Output the data below exactly, down to the last character.

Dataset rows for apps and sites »
*** Block opens ***
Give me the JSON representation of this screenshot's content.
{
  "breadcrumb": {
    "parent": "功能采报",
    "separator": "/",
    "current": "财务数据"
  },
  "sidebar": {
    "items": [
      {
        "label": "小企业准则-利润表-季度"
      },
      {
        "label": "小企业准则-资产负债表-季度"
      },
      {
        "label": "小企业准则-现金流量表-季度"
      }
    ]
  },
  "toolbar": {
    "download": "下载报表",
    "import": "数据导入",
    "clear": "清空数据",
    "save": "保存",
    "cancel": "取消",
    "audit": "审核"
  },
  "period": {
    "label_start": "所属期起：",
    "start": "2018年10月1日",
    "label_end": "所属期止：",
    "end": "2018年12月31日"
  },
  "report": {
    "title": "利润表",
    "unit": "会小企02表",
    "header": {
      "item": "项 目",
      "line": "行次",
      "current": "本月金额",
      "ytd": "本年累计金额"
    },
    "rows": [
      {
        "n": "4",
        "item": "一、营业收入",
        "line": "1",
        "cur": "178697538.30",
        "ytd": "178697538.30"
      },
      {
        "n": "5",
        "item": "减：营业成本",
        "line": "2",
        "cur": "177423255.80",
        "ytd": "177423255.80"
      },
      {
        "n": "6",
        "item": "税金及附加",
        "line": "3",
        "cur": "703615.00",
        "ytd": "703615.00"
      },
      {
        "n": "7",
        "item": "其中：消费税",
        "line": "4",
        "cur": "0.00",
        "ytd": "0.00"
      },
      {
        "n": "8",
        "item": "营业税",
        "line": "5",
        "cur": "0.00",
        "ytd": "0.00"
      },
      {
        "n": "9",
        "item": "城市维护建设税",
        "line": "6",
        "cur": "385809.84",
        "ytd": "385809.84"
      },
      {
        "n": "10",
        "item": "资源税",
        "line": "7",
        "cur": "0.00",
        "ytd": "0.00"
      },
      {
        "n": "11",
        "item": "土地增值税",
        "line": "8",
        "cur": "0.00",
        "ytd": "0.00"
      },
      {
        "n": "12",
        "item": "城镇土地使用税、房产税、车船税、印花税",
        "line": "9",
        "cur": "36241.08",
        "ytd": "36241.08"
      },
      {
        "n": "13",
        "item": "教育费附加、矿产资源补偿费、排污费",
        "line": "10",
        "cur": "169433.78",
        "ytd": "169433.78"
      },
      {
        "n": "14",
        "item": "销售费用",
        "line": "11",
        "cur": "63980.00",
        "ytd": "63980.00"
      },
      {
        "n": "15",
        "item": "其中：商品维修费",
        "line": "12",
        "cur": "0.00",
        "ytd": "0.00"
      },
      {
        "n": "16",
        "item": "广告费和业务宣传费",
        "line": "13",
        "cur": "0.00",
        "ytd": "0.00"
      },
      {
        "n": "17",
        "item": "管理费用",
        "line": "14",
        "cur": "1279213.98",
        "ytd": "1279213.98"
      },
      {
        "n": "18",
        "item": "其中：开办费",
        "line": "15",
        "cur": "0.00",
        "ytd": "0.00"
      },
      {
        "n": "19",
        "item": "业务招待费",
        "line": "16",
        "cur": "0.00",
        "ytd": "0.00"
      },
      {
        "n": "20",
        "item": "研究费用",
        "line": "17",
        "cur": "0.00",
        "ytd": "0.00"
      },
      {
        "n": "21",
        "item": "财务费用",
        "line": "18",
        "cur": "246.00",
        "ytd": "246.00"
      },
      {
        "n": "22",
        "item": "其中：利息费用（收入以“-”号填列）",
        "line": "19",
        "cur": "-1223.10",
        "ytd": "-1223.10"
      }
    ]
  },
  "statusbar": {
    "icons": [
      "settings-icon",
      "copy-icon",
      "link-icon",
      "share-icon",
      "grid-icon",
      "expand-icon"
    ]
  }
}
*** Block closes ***
Your solution »
Give me the JSON representation of this screenshot's content.
{
  "breadcrumb": {
    "parent": "功能采报",
    "separator": "/",
    "current": "财务数据"
  },
  "sidebar": {
    "items": [
      {
        "label": "小企业准则-利润表-季度"
      },
      {
        "label": "小企业准则-资产负债表-季度"
      },
      {
        "label": "小企业准则-现金流量表-季度"
      }
    ]
  },
  "toolbar": {
    "download": "下载报表",
    "import": "数据导入",
    "clear": "清空数据",
    "save": "保存",
    "cancel": "取消",
    "audit": "审核"
  },
  "period": {
    "label_start": "所属期起：",
    "start": "2018年10月1日",
    "label_end": "所属期止：",
    "end": "2018年12月31日"
  },
  "report": {
    "title": "利润表",
    "unit": "会小企02表",
    "header": {
      "item": "项 目",
      "line": "行次",
      "current": "本月金额",
      "ytd": "本年累计金额"
    },
    "rows": [
      {
        "n": "4",
        "item": "一、营业收入",
        "line": "1",
        "cur": "178697538.30",
        "ytd": "178697538.30"
      },
      {
        "n": "5",
        "item": "减：营业成本",
        "line": "2",
        "cur": "177423255.80",
        "ytd": "177423255.80"
      },
      {
        "n": "6",
        "item": "税金及附加",
        "line": "3",
        "cur": "703615.00",
        "ytd": "703615.00"
      },
      {
        "n": "7",
        "item": "其中：消费税",
        "line": "4",
        "cur": "0.00",
        "ytd": "0.00"
      },
      {
        "n": "8",
        "item": "营业税",
        "line": "5",
        "cur": "0.00",
        "ytd": "0.00"
      },
      {
        "n": "9",
        "item": "城市维护建设税",
        "line": "6",
        "cur": "385809.84",
        "ytd": "385809.84"
      },
      {
        "n": "10",
        "item": "资源税",
        "line": "7",
        "cur": "0.00",
        "ytd": "0.00"
      },
      {
        "n": "11",
        "item": "土地增值税",
        "line": "8",
        "cur": "0.00",
        "ytd": "0.00"
      },
      {
        "n": "12",
        "item": "城镇土地使用税、房产税、车船税、印花税",
        "line": "9",
        "cur": "36241.08",
        "ytd": "36241.08"
      },
      {
        "n": "13",
        "item": "教育费附加、矿产资源补偿费、排污费",
        "line": "10",
        "cur": "169433.78",
        "ytd": "169433.78"
      },
      {
        "n": "14",
        "item": "销售费用",
        "line": "11",
        "cur": "63980.00",
        "ytd": "63980.00"
      },
      {
        "n": "15",
        "item": "其中：商品维修费",
        "line": "12",
        "cur": "0.00",
        "ytd": "0.00"
      },
      {
        "n": "16",
        "item": "广告费和业务宣传费",
        "line": "13",
        "cur": "0.00",
        "ytd": "0.00"
      },
      {
        "n": "17",
        "item": "管理费用",
        "line": "14",
        "cur": "1279213.98",
        "ytd": "1279213.98"
      },
      {
        "n": "18",
        "item": "其中：开办费",
        "line": "15",
        "cur": "0.00",
        "ytd": "0.00"
      },
      {
        "n": "19",
        "item": "业务招待费",
        "line": "16",
        "cur": "0.00",
        "ytd": "0.00"
      },
      {
        "n": "20",
        "item": "研究费用",
        "line": "17",
        "cur": "0.00",
        "ytd": "0.00"
      },
      {
        "n": "21",
        "item": "财务费用",
        "line": "18",
        "cur": "246.00",
        "ytd": "246.00"
      },
      {
        "n": "22",
        "item": "其中：利息费用（收入以“-”号填列）",
        "line": "19",
        "cur": "-1223.10",
        "ytd": "-1223.10"
      }
    ]
  },
  "statusbar": {
    "icons": [
      "settings-icon",
      "copy-icon",
      "link-icon",
      "share-icon",
      "grid-icon",
      "expand-icon"
    ]
  }
}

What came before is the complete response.